Jul 19, 2016
Jul 19, 2016

You are doing amazing work! Wow, what a struggle to have to prove your worth. You are a strong woman. 

Ese Ajuyah
Jul 23, 2016
Jul 23, 2016

Thank you Kkrompas. Thank you for your kind words.

Sally maforchi Mboumien
Jul 20, 2016
Jul 20, 2016

Dear ESE I like your journey. Cultural taboo and patriarchy is the greatest night mare most African females have to live with

I wish you well in your journey for change.

Ese Ajuyah
Jul 23, 2016
Jul 23, 2016

Dear Masaliens,

You are so right. African females sure have a whole lot to deal with as a result of culturally imposed challenges.

Thank you for your words of encouragement. Ese

Pushpa Achanta
Jul 23, 2016
Jul 23, 2016

Dear Ese Ajuyah,

Hi. Happy to hear of your determined resistance to patriarchy and sexism that are sadly universal. May you keep touching more lives.

Love,

Pushpa

Ese Ajuyah
Jul 23, 2016
Jul 23, 2016

Thank you Pushpa. Ese

Mary Morgan
Jul 23, 2016
Jul 23, 2016

I am honored to read about your convictions and your journey.

Do you still have a relationship with your dad or your family, or did your views cause a painful rift? I admire your determination to be of service and to always work for something you believe makes the world better. 

What is your mentor like? Do you still keep in touch with her?
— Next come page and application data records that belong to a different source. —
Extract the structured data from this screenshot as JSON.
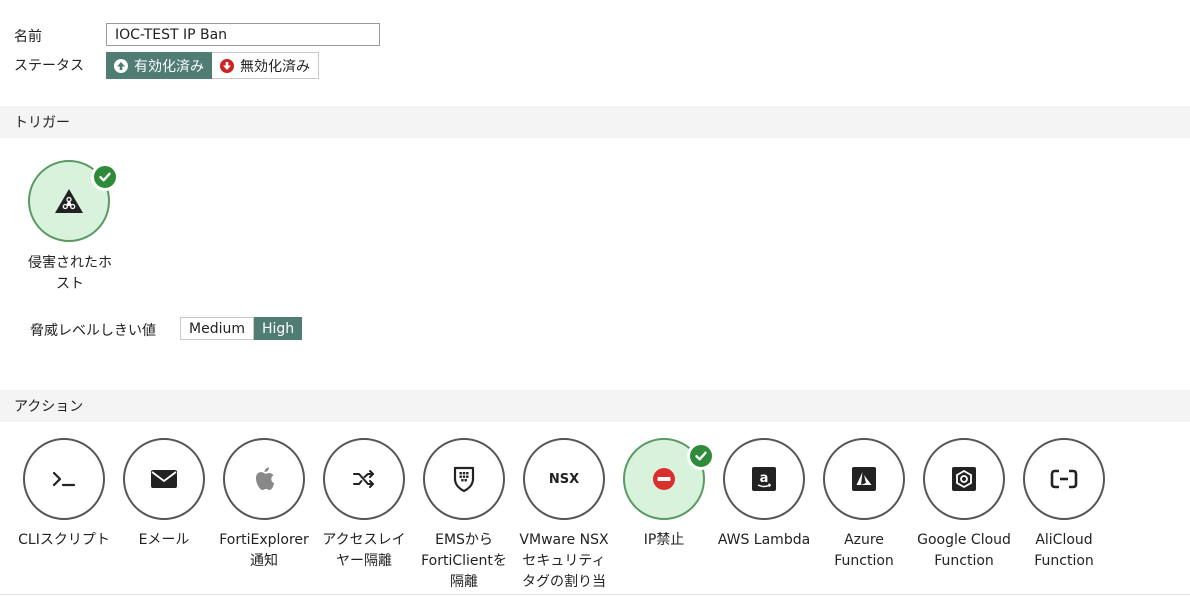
{
  "form": {
    "name_label": "名前",
    "name_value": "IOC-TEST IP Ban",
    "status_label": "ステータス",
    "status_enabled": "有効化済み",
    "status_disabled": "無効化済み"
  },
  "trigger": {
    "section_title": "トリガー",
    "item_label_line1": "侵害されたホ",
    "item_label_line2": "スト",
    "threshold_label": "脅威レベルしきい値",
    "threshold_options": [
      "Medium",
      "High"
    ],
    "threshold_selected": "High"
  },
  "action": {
    "section_title": "アクション",
    "items": [
      {
        "icon_text": ">_",
        "lines": [
          "CLIスクリプト"
        ]
      },
      {
        "icon_text": "",
        "lines": [
          "Eメール"
        ]
      },
      {
        "icon_text": "",
        "lines": [
          "FortiExplorer",
          "通知"
        ]
      },
      {
        "icon_text": "",
        "lines": [
          "アクセスレイ",
          "ヤー隔離"
        ]
      },
      {
        "icon_text": "",
        "lines": [
          "EMSから",
          "FortiClientを",
          "隔離"
        ]
      },
      {
        "icon_text": "NSX",
        "lines": [
          "VMware NSX",
          "セキュリティ",
          "タグの割り当"
        ]
      },
      {
        "icon_text": "",
        "lines": [
          "IP禁止"
        ]
      },
      {
        "icon_text": "",
        "lines": [
          "AWS Lambda"
        ]
      },
      {
        "icon_text": "",
        "lines": [
          "Azure",
          "Function"
        ]
      },
      {
        "icon_text": "",
        "lines": [
          "Google Cloud",
          "Function"
        ]
      },
      {
        "icon_text": "",
        "lines": [
          "AliCloud",
          "Function"
        ]
      }
    ]
  },
  "colors": {
    "accent": "#4f7d73",
    "selected_fill": "#d9f2dc",
    "check_green": "#2e8b3a",
    "enabled_icon": "#4f7d73",
    "disabled_icon": "#cc2222",
    "ban_icon": "#d9302c"
  }
}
Being a counselor is a good way to help lots of people but it must be very hard on you, too.

Thank you for helping other women to find their voice!

Ese Ajuyah
Jul 23, 2016
Jul 23, 2016

Hello Marycait,

Well my dad is late now. I actually did earn my respect with him overtime before he passed on. i am in strong contact with all my other siblings.

Yes I am also in contact with my mentor there are relationships that endure through the years and my relationship with my mentor is one of such.

I agree with you that counseling could be tasking, however i find pleasure in acting as a guide for other hurting and challenged women to access help. Its a pleasing way to live for me.

Ese

Leslie Stoupas
Jul 27, 2016
Jul 27, 2016

Dear Ese,

I am impressed by the hard work to which you have dedicated yourself, especially in a cultural environment that tries to keep women under the patriarchal thumb. It is difficult to see people who are suffering, but rewarding to know you have helped them. I am looking forward to hearing more about the work that you do!

Leslie